__What needs to be done__: Give back all of the data verbatim.

====

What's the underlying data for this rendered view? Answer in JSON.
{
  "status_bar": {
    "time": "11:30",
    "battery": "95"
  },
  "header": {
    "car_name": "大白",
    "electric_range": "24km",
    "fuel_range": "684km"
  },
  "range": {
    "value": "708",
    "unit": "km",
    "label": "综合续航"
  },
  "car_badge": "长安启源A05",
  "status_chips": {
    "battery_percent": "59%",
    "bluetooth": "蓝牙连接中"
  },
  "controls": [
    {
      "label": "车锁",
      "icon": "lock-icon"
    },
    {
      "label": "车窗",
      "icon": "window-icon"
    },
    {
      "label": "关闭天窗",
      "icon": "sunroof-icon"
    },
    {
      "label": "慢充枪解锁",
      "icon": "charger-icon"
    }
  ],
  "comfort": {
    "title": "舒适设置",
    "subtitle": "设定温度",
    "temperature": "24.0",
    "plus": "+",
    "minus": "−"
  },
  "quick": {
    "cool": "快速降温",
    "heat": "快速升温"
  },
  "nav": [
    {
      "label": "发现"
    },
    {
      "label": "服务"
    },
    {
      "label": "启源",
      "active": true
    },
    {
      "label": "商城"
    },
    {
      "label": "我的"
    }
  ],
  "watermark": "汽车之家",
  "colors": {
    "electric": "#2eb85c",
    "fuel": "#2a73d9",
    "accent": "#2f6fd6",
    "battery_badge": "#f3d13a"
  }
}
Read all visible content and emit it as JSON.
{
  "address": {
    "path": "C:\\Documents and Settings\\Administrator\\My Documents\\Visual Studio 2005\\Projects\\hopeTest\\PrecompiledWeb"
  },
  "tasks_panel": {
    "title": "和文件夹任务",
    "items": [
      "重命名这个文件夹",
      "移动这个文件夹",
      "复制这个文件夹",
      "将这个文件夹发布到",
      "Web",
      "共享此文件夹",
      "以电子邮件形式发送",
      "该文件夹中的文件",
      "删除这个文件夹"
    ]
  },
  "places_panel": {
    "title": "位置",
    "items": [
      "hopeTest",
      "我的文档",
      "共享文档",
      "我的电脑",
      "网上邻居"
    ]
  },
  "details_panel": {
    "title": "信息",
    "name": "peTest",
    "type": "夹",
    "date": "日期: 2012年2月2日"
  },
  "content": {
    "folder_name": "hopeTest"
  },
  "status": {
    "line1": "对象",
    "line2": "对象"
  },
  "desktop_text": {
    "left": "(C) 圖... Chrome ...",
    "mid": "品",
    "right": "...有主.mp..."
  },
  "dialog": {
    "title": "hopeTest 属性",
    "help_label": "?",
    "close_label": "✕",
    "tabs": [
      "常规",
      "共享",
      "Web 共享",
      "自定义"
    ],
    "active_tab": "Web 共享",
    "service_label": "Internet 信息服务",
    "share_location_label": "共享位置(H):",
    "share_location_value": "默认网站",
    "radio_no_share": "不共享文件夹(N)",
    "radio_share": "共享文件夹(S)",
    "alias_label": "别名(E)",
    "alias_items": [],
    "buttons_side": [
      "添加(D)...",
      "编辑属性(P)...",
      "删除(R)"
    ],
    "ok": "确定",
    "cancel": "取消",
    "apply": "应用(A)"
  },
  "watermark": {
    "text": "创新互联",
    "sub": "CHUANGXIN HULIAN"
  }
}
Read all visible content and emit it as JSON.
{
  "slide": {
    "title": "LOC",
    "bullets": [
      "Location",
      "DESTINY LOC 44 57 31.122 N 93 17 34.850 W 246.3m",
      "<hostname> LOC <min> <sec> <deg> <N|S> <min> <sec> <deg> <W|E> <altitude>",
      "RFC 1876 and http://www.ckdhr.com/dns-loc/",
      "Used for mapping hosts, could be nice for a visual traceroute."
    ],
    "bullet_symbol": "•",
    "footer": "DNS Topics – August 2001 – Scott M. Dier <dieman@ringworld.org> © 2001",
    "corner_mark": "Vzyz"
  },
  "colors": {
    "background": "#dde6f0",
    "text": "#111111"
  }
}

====

__Task result__:
What's the underlying data for this rendered view? Answer in JSON.
{
  "status_bar": {
    "time": "11:30",
    "battery": "95"
  },
  "header": {
    "car_name": "大白",
    "electric_range": "24km",
    "fuel_range": "684km"
  },
  "range": {
    "value": "708",
    "unit": "km",
    "label": "综合续航"
  },
  "car_badge": "长安启源A05",
  "status_chips": {
    "battery_percent": "59%",
    "bluetooth": "蓝牙连接中"
  },
  "controls": [
    {
      "label": "车锁",
      "icon": "lock-icon"
    },
    {
      "label": "车窗",
      "icon": "window-icon"
    },
    {
      "label": "关闭天窗",
      "icon": "sunroof-icon"
    },
    {
      "label": "慢充枪解锁",
      "icon": "charger-icon"
    }
  ],
  "comfort": {
    "title": "舒适设置",
    "subtitle": "设定温度",
    "temperature": "24.0",
    "plus": "+",
    "minus": "−"
  },
  "quick": {
    "cool": "快速降温",
    "heat": "快速升温"
  },
  "nav": [
    {
      "label": "发现"
    },
    {
      "label": "服务"
    },
    {
      "label": "启源",
      "active": true
    },
    {
      "label": "商城"
    },
    {
      "label": "我的"
    }
  ],
  "watermark": "汽车之家",
  "colors": {
    "electric": "#2eb85c",
    "fuel": "#2a73d9",
    "accent": "#2f6fd6",
    "battery_badge": "#f3d13a"
  }
}
Read all visible content and emit it as JSON.
{
  "address": {
    "path": "C:\\Documents and Settings\\Administrator\\My Documents\\Visual Studio 2005\\Projects\\hopeTest\\PrecompiledWeb"
  },
  "tasks_panel": {
    "title": "和文件夹任务",
    "items": [
      "重命名这个文件夹",
      "移动这个文件夹",
      "复制这个文件夹",
      "将这个文件夹发布到",
      "Web",
      "共享此文件夹",
      "以电子邮件形式发送",
      "该文件夹中的文件",
      "删除这个文件夹"
    ]
  },
  "places_panel": {
    "title": "位置",
    "items": [
      "hopeTest",
      "我的文档",
      "共享文档",
      "我的电脑",
      "网上邻居"
    ]
  },
  "details_panel": {
    "title": "信息",
    "name": "peTest",
    "type": "夹",
    "date": "日期: 2012年2月2日"
  },
  "content": {
    "folder_name": "hopeTest"
  },
  "status": {
    "line1": "对象",
    "line2": "对象"
  },
  "desktop_text": {
    "left": "(C) 圖... Chrome ...",
    "mid": "品",
    "right": "...有主.mp..."
  },
  "dialog": {
    "title": "hopeTest 属性",
    "help_label": "?",
    "close_label": "✕",
    "tabs": [
      "常规",
      "共享",
      "Web 共享",
      "自定义"
    ],
    "active_tab": "Web 共享",
    "service_label": "Internet 信息服务",
    "share_location_label": "共享位置(H):",
    "share_location_value": "默认网站",
    "radio_no_share": "不共享文件夹(N)",
    "radio_share": "共享文件夹(S)",
    "alias_label": "别名(E)",
    "alias_items": [],
    "buttons_side": [
      "添加(D)...",
      "编辑属性(P)...",
      "删除(R)"
    ],
    "ok": "确定",
    "cancel": "取消",
    "apply": "应用(A)"
  },
  "watermark": {
    "text": "创新互联",
    "sub": "CHUANGXIN HULIAN"
  }
}
Read all visible content and emit it as JSON.
{
  "slide": {
    "title": "LOC",
    "bullets": [
      "Location",
      "DESTINY LOC 44 57 31.122 N 93 17 34.850 W 246.3m",
      "<hostname> LOC <min> <sec> <deg> <N|S> <min> <sec> <deg> <W|E> <altitude>",
      "RFC 1876 and http://www.ckdhr.com/dns-loc/",
      "Used for mapping hosts, could be nice for a visual traceroute."
    ],
    "bullet_symbol": "•",
    "footer": "DNS Topics – August 2001 – Scott M. Dier <dieman@ringworld.org> © 2001",
    "corner_mark": "Vzyz"
  },
  "colors": {
    "background": "#dde6f0",
    "text": "#111111"
  }
}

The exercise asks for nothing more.